Beginning with our Special Feature focusing on the life-transforming issue of retirement,consider the following:
There is a whole new kind of life ahead, full of experiences just waiting to happen. Some call it ‘retirement’. I call it bliss.– Betty Sullivan
Others will keep working because the ‘gold’in our so-called ‘golden years’doesn’t have to come from watching sunsets.– Arianna Huffington
Life is not measured by the number in your bank account, but the memories you create. Therefore, focus on how your finances can maximize your life, not the other way around.–Cooper Mitchell
Providing the thematic focus for this Special Feature is Briony Beaven’s deeply thought-provoking article, “A Lifetime in English Teaching”, an immensely insightful essay drawn from the author’s own personal life, combined with empirical evidence gathered from various sources. For Beaven, retirement, regardless of how one might view it, is a multidimensional time of life that goes beyond looking forward to having more time to oneself. Stressing thevery important psychological component to retirement that is often overlooked, Beaven suggests the cultivation of a certain kind of mindset – one which considers what being retired really means, including understanding not just the financial, but the psychological and emotional aspects of this life-changing event.
For this Special Feature, our editors, Caroline Grünig and Elsbeth Mader, asked a number of retired ELT colleagues about this transition in their lives in response to Briony Beaven’s article. Here they share their own stories about transforming the new landscape into a familiar territory, coping with a myriad of changes that accompany their retirement,and enjoying this phase of their lives with a new sense of purpose.My profound gratitude and appreciation to Briony Beaven, Alison Taylor-Baillie, Heather Murray, JoAnn Salvisberg, and Susan Manton for lighting the way for those of us who will be heading in this direction, sooner or later, with their valuable insights.

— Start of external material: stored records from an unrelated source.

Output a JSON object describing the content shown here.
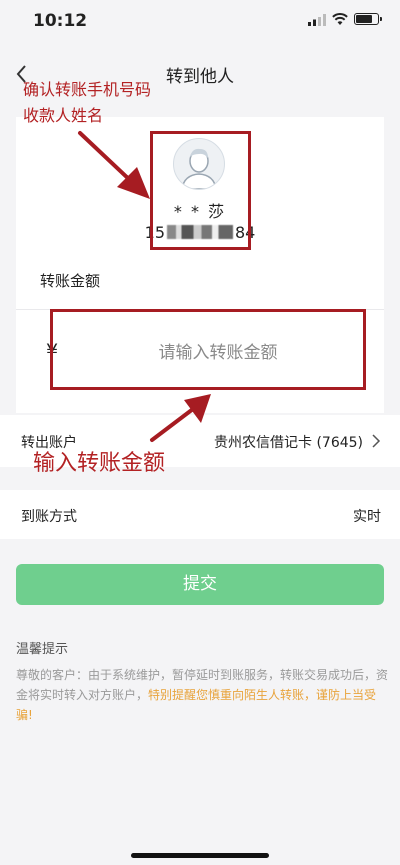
{
  "status_bar": {
    "time": "10:12"
  },
  "nav": {
    "title": "转到他人"
  },
  "recipient": {
    "name": "* * 莎",
    "phone_prefix": "15",
    "phone_suffix": "84"
  },
  "amount": {
    "label": "转账金额",
    "currency_symbol": "¥",
    "placeholder": "请输入转账金额"
  },
  "transfer_account": {
    "label": "转出账户",
    "value": "贵州农信借记卡 (7645)"
  },
  "arrival_method": {
    "label": "到账方式",
    "value": "实时"
  },
  "submit": {
    "label": "提交"
  },
  "tips": {
    "title": "温馨提示",
    "text": "尊敬的客户：由于系统维护，暂停延时到账服务，转账交易成功后，资金将实时转入对方账户，",
    "warning": "特别提醒您慎重向陌生人转账，谨防上当受骗!"
  },
  "annotations": {
    "confirm_line1": "确认转账手机号码",
    "confirm_line2": "收款人姓名",
    "input_amount": "输入转账金额"
  },
  "colors": {
    "accent_green": "#6fcf8e",
    "annotation_red": "#b32224",
    "warning_orange": "#e8a33b"
  }
}
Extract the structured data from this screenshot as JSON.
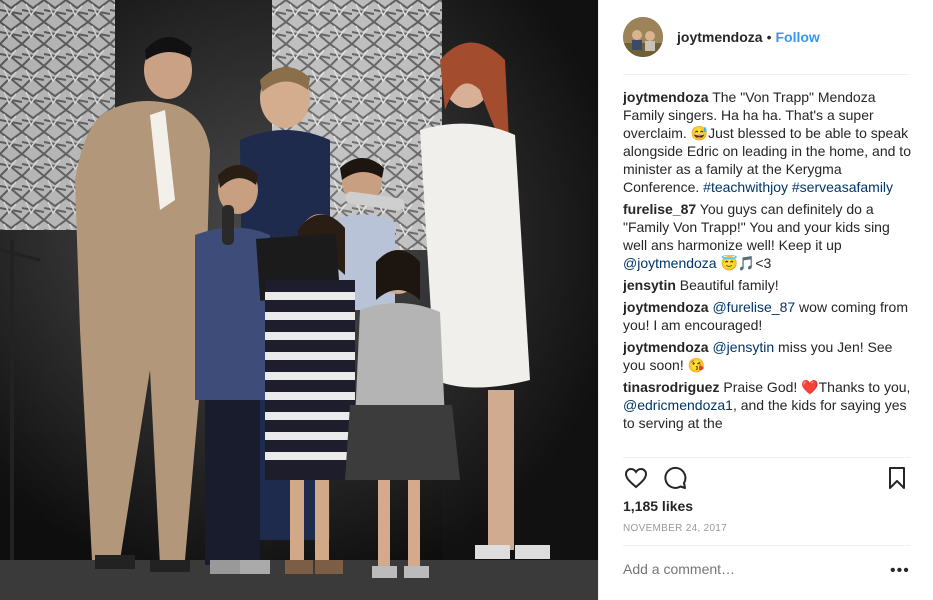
{
  "post": {
    "username": "joytmendoza",
    "separator": "•",
    "follow_label": "Follow",
    "avatar_icon": "user-avatar",
    "likes": "1,185 likes",
    "date": "NOVEMBER 24, 2017",
    "comment_placeholder": "Add a comment…",
    "more_label": "•••"
  },
  "caption": {
    "user": "joytmendoza",
    "text": " The \"Von Trapp\" Mendoza Family singers. Ha ha ha. That's a super overclaim. 😅Just blessed to be able to speak alongside Edric on leading in the home, and to minister as a family at the Kerygma Conference. ",
    "tag1": "#teachwithjoy",
    "tag2": "#serveasafamily"
  },
  "comments": [
    {
      "user": "furelise_87",
      "text": " You guys can definitely do a \"Family Von Trapp!\" You and your kids sing well ans harmonize well! Keep it up ",
      "mention": "@joytmendoza",
      "after": " 😇🎵<3"
    },
    {
      "user": "jensytin",
      "text": " Beautiful family!"
    },
    {
      "user": "joytmendoza",
      "mention": " @furelise_87",
      "text": " wow coming from you! I am encouraged!"
    },
    {
      "user": "joytmendoza",
      "mention": " @jensytin",
      "text": " miss you Jen! See you soon! 😘"
    },
    {
      "user": "tinasrodriguez",
      "text": " Praise God! ❤️Thanks to you, ",
      "mention": "@edricmendoza1",
      "after": ", and the kids for saying yes to serving at the"
    }
  ],
  "icons": {
    "like": "heart-icon",
    "comment": "comment-icon",
    "save": "bookmark-icon"
  },
  "colors": {
    "link": "#3897f0",
    "tag": "#003569",
    "muted": "#999999"
  }
}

Caroline and Elsbeth have always been extraordinarily generous with their support of intiatives I take on behalf of ETAS Journal. For their hardwork in assembling this Special Feature, I owe them an enormous debt of gratitude. Judith Mader inspired the idea behind this Special Feature. For many long and deeply intellectual email exchanges, personally uplifting conversations, and for sharing Briony’s IATEFL talk, sincerest thanks and appreciation to Judith.
Also in this issue, we continue the tradition of offering writings that provide insights into some of the current issues in English language teaching and learning, this time with a Special Supplement on Business English – A Teacher’s Guide to Excelling in Teaching Business English. Markus Jürgen Dietz, David, Kaufher, and Emilia Siravo highlight the urgency of adapting to the changing needs of learners in an ever-evolving business context: accelerating developments in communications and technology that have rendered the world much smaller, altering forever the way business is conducted not just on a global scale, but more quickly and easily.
As a result, the internationalisation of business has wrought significant changes not just in business practice but also to the teaching and learning of Business English,what we teach, and how we teach it, including a number of shifts: from teaching language structures to integrating interpersonal and soft skills into the BE syllabus; from focusing on accents to developing fluency and listening skills with increased intelligibility as an objective; and from traditional classroom contexts to the use of new models for delivering classes afforded by an ever-evolving technology.
The authors in this Supplement introduce approaches that trigger fresh ideas about innovative Business English pedagogy, new insights into key issues that are emerging and are of contemporary interest, and new ways of conceiving and engaging the field of Business English language teaching. Drawing on their respective experiences, they share practices and experiments, including new methods, techniques, and materials they have tried and found effective in their classrooms. We are enormously grateful to them for sharing their fine work with our readers. Markus, David, and Emilia deserve so much gratitude for making this collection a fitting offering to all our readers, especially those teaching Business English.